# Task goal
Images within the entries are to be omitted; the remainder must be reproduced exactly.
================================
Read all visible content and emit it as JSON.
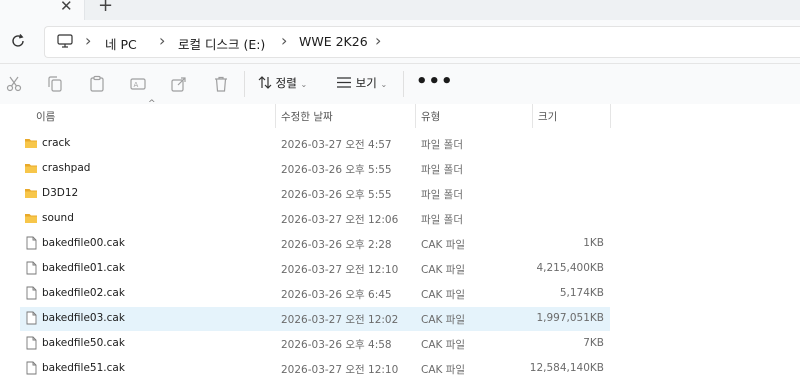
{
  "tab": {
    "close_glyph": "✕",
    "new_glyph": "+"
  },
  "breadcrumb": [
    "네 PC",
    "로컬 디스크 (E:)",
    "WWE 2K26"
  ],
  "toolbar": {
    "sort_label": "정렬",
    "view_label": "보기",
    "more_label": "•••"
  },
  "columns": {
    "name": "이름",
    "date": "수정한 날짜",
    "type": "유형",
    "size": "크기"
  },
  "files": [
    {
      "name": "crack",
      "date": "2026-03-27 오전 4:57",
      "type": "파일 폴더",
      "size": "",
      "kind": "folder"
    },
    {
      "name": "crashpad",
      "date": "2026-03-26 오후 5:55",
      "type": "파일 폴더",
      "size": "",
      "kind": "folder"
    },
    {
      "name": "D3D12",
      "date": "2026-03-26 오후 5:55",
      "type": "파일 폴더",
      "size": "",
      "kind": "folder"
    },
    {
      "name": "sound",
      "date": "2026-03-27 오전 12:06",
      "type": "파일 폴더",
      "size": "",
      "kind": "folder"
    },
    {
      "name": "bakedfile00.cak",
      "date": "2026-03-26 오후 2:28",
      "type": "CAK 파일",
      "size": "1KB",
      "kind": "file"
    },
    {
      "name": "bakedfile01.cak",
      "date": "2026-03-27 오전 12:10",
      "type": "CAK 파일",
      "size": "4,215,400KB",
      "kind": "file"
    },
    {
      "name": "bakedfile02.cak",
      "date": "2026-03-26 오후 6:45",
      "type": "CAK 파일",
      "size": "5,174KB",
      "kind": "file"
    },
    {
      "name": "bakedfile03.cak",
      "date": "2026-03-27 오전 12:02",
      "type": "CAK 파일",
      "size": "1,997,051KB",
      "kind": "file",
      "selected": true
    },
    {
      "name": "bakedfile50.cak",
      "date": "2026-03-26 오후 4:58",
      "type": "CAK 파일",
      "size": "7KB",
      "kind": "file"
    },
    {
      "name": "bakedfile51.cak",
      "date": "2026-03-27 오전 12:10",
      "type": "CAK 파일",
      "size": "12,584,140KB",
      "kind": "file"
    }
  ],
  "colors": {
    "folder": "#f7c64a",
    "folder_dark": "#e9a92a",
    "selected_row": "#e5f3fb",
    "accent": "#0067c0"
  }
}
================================
# Answer box
Read all visible content and emit it as JSON.
{
  "tab": {
    "close_glyph": "✕",
    "new_glyph": "+"
  },
  "breadcrumb": [
    "네 PC",
    "로컬 디스크 (E:)",
    "WWE 2K26"
  ],
  "toolbar": {
    "sort_label": "정렬",
    "view_label": "보기",
    "more_label": "•••"
  },
  "columns": {
    "name": "이름",
    "date": "수정한 날짜",
    "type": "유형",
    "size": "크기"
  },
  "files": [
    {
      "name": "crack",
      "date": "2026-03-27 오전 4:57",
      "type": "파일 폴더",
      "size": "",
      "kind": "folder"
    },
    {
      "name": "crashpad",
      "date": "2026-03-26 오후 5:55",
      "type": "파일 폴더",
      "size": "",
      "kind": "folder"
    },
    {
      "name": "D3D12",
      "date": "2026-03-26 오후 5:55",
      "type": "파일 폴더",
      "size": "",
      "kind": "folder"
    },
    {
      "name": "sound",
      "date": "2026-03-27 오전 12:06",
      "type": "파일 폴더",
      "size": "",
      "kind": "folder"
    },
    {
      "name": "bakedfile00.cak",
      "date": "2026-03-26 오후 2:28",
      "type": "CAK 파일",
      "size": "1KB",
      "kind": "file"
    },
    {
      "name": "bakedfile01.cak",
      "date": "2026-03-27 오전 12:10",
      "type": "CAK 파일",
      "size": "4,215,400KB",
      "kind": "file"
    },
    {
      "name": "bakedfile02.cak",
      "date": "2026-03-26 오후 6:45",
      "type": "CAK 파일",
      "size": "5,174KB",
      "kind": "file"
    },
    {
      "name": "bakedfile03.cak",
      "date": "2026-03-27 오전 12:02",
      "type": "CAK 파일",
      "size": "1,997,051KB",
      "kind": "file",
      "selected": true
    },
    {
      "name": "bakedfile50.cak",
      "date": "2026-03-26 오후 4:58",
      "type": "CAK 파일",
      "size": "7KB",
      "kind": "file"
    },
    {
      "name": "bakedfile51.cak",
      "date": "2026-03-27 오전 12:10",
      "type": "CAK 파일",
      "size": "12,584,140KB",
      "kind": "file"
    }
  ],
  "colors": {
    "folder": "#f7c64a",
    "folder_dark": "#e9a92a",
    "selected_row": "#e5f3fb",
    "accent": "#0067c0"
  }
}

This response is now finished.